To a quart of good stock allow six small onions that have been parboiled for ten minutes, and a cupful of fine, dry bread-crumbs. Let them simmer together for half an hour; rub the soup through a colander, pressing through as much of the onion and bread as possible. Put into a saucepan, rub one tablespoonful of butter and two of flour to a cream, and stir into the hot mixture until it thickens. Season with salt and pepper, add one pint of milk heated with a tiny bit of soda, boil up, and serve.
A homely, but a savory soup.
Soak a cupful of barley for several hours in enough water to cover it; then boil in a quart of veal stock until tender and clear. Season with a teaspoonful of onion juice, a tablespoonful of minced parsley, and with celery salt and white pepper to taste. Thicken a pint of scalding milk with a white roux, pour the hot soup slowly upon this and serve.
(A Virginia recipe)
Break the carcass of a roast turkey served for yesterday's din-ner into pieces, removing all the stuffing; cover with two quarts of cold water and boil three hours, covered. Set aside until cold; skim and take out all the bones; chop the meat; add to the soup and meat the stuffing rubbed through a colander, a sliced onion and a stalk of celery, cut very small. Simmer for an hour; put a cupful of milk over the fire, not forgetting a pinch of soda; when hot, stir in a tablespoonful of butter rubbed into one of flour; mix with the soup, and boil one minute.
Cut an elderly chicken up as for fricassee, severing every joint. Put into the soup-kettle, allowing a quart of water for every pound. Add a sliced onion and three celery stalks. Set at the side of the range; bring slowly to the boil. Cook until the meat slips from the bones, if it takes all day. Set away with the meat in it until cold.

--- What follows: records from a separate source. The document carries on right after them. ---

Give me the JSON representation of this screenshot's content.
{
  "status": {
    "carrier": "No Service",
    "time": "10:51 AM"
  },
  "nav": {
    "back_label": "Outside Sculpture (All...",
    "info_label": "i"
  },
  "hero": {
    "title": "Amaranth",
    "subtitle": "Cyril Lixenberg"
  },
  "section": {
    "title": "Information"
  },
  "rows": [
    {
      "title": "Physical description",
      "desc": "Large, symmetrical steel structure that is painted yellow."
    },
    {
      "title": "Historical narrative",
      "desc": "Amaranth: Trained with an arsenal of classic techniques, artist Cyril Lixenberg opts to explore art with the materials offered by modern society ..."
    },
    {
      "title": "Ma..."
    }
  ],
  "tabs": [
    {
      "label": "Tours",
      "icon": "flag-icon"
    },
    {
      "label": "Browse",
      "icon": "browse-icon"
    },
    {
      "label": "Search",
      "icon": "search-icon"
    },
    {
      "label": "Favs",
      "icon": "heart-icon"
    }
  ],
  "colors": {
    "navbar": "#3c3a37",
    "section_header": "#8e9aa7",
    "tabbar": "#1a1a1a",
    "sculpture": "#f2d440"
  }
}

Take off the fat. Warm sufficiently to allow you to strain it; take out the bones; cut the white meat into cubes, and keep hot over boiling water. Bring the soup to a boil, season with salt and white pepper, and throw into it, while boiling hard, half a cupful of rice. Cook fast for twenty-five minutes, or until the rice is very tender. Have ready in a saucepan a cupful of hot milk into which you have put a bit of soda; stir in a white roux made by cooking a tablespoonful of butter with one of flour, and add to the soup with a tablespoonful of chopped parsley. Now, put in the meat cubes, boil one minute and serve.
Prepare and cook chicken as just directed, and, when you have skimmed the soup and taken out the bones, cut all the meat into neat cubes; dry it between two cloths; pepper and salt, then dredge well with flour. Put into a frying-pan four taniespoonfuls of the fat you have taken from the soup and when it bubbles, add the pieces of chicken and toss them about until well browned. Remove the chicken and keep it hot. Into the fat left in the pan put one level tablespoonful of flour and stir until well mixed and slightly browned. Add by degrees sufficient soup to moisten to a smooth gravy, then strain it into the soup. Season to taste, put in the chicken dice, simmer five minutes, and serve. You may im-prove the color by adding a teaspoonful of kitchen bouquet.